Dataset records
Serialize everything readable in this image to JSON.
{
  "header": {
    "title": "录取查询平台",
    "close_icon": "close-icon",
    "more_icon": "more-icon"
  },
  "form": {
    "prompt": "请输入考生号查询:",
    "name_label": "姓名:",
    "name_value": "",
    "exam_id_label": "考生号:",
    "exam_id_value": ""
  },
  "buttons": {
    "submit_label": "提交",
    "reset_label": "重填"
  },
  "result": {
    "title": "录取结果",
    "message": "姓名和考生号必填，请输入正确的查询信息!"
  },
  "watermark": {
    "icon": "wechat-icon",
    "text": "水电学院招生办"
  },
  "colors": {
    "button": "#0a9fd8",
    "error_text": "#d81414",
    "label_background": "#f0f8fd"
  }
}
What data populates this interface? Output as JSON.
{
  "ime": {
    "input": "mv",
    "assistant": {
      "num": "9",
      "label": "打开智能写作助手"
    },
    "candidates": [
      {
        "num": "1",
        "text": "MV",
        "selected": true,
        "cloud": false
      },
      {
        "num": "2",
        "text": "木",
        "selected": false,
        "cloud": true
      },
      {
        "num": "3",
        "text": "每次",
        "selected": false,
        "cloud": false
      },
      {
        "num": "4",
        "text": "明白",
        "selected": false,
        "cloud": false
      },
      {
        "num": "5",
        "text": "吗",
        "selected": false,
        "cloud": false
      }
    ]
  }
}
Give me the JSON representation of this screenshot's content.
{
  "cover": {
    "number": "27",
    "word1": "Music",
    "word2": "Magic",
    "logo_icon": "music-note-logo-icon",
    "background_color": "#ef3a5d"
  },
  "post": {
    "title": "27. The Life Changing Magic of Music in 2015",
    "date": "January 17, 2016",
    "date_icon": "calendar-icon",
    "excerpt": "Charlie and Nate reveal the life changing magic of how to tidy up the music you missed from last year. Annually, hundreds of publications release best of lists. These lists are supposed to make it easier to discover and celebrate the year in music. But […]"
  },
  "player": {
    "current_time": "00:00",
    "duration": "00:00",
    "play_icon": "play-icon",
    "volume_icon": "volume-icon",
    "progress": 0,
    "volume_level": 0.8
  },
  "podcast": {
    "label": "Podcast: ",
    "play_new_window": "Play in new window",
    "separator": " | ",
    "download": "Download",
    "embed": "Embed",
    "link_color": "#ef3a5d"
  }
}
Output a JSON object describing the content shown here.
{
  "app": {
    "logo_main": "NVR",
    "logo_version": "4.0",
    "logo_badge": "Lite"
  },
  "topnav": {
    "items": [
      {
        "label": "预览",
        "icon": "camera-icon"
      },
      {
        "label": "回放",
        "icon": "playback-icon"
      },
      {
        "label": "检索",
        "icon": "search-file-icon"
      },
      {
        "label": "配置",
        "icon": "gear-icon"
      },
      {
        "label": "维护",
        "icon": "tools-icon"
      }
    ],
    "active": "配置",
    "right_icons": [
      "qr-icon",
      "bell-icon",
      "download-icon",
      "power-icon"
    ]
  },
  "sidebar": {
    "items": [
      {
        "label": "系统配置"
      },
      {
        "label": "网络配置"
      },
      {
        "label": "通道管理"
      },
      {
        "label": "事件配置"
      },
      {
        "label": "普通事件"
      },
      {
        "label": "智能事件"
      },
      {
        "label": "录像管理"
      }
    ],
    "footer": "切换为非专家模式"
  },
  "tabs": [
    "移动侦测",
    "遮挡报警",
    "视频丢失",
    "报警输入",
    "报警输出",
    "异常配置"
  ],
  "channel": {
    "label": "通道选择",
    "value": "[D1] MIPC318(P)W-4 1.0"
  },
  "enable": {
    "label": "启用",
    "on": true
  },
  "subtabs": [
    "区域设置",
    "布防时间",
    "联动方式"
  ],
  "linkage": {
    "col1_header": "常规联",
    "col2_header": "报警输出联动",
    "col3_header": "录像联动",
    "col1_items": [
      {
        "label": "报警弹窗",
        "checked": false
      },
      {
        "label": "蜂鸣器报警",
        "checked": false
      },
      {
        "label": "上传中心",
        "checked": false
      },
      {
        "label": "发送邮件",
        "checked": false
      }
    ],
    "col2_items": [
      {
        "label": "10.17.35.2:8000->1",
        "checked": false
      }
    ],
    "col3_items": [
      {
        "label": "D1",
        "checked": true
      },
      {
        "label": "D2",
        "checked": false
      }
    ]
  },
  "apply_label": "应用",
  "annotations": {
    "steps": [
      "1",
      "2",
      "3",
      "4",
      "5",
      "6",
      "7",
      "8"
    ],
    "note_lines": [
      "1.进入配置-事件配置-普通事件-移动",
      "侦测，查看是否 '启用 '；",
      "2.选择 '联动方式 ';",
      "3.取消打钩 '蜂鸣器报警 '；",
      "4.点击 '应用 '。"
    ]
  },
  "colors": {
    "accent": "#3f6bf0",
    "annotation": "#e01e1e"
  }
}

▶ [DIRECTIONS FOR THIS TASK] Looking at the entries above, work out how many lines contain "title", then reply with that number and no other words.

▶ [RESPONSE TO THIS EXERCISE] 3